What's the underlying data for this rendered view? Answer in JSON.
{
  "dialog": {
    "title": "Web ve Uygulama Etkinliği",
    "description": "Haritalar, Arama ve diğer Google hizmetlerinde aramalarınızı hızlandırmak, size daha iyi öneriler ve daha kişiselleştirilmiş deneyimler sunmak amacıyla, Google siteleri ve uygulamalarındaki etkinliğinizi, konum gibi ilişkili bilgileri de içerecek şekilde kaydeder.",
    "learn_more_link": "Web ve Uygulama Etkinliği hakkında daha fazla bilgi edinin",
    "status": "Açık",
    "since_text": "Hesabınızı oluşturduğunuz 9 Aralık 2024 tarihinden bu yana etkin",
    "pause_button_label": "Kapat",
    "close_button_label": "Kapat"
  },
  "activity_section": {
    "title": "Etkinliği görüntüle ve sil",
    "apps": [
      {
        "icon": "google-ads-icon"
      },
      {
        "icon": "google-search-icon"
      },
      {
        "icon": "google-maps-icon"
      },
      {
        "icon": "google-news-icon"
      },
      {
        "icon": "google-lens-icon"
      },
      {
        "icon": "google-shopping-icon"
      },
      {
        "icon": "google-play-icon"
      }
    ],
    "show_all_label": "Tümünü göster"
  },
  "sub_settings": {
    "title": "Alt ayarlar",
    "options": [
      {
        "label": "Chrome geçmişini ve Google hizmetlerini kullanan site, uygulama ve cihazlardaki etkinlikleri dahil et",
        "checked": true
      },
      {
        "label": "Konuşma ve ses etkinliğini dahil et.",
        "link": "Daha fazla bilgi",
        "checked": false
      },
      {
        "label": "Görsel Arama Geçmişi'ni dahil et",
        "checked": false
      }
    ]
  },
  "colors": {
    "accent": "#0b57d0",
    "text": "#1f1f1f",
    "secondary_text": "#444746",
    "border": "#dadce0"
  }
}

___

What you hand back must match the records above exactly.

What's the underlying data for this rendered view? Answer in JSON.
{
  "dialog": {
    "title": "Web ve Uygulama Etkinliği",
    "description": "Haritalar, Arama ve diğer Google hizmetlerinde aramalarınızı hızlandırmak, size daha iyi öneriler ve daha kişiselleştirilmiş deneyimler sunmak amacıyla, Google siteleri ve uygulamalarındaki etkinliğinizi, konum gibi ilişkili bilgileri de içerecek şekilde kaydeder.",
    "learn_more_link": "Web ve Uygulama Etkinliği hakkında daha fazla bilgi edinin",
    "status": "Açık",
    "since_text": "Hesabınızı oluşturduğunuz 9 Aralık 2024 tarihinden bu yana etkin",
    "pause_button_label": "Kapat",
    "close_button_label": "Kapat"
  },
  "activity_section": {
    "title": "Etkinliği görüntüle ve sil",
    "apps": [
      {
        "icon": "google-ads-icon"
      },
      {
        "icon": "google-search-icon"
      },
      {
        "icon": "google-maps-icon"
      },
      {
        "icon": "google-news-icon"
      },
      {
        "icon": "google-lens-icon"
      },
      {
        "icon": "google-shopping-icon"
      },
      {
        "icon": "google-play-icon"
      }
    ],
    "show_all_label": "Tümünü göster"
  },
  "sub_settings": {
    "title": "Alt ayarlar",
    "options": [
      {
        "label": "Chrome geçmişini ve Google hizmetlerini kullanan site, uygulama ve cihazlardaki etkinlikleri dahil et",
        "checked": true
      },
      {
        "label": "Konuşma ve ses etkinliğini dahil et.",
        "link": "Daha fazla bilgi",
        "checked": false
      },
      {
        "label": "Görsel Arama Geçmişi'ni dahil et",
        "checked": false
      }
    ]
  },
  "colors": {
    "accent": "#0b57d0",
    "text": "#1f1f1f",
    "secondary_text": "#444746",
    "border": "#dadce0"
  }
}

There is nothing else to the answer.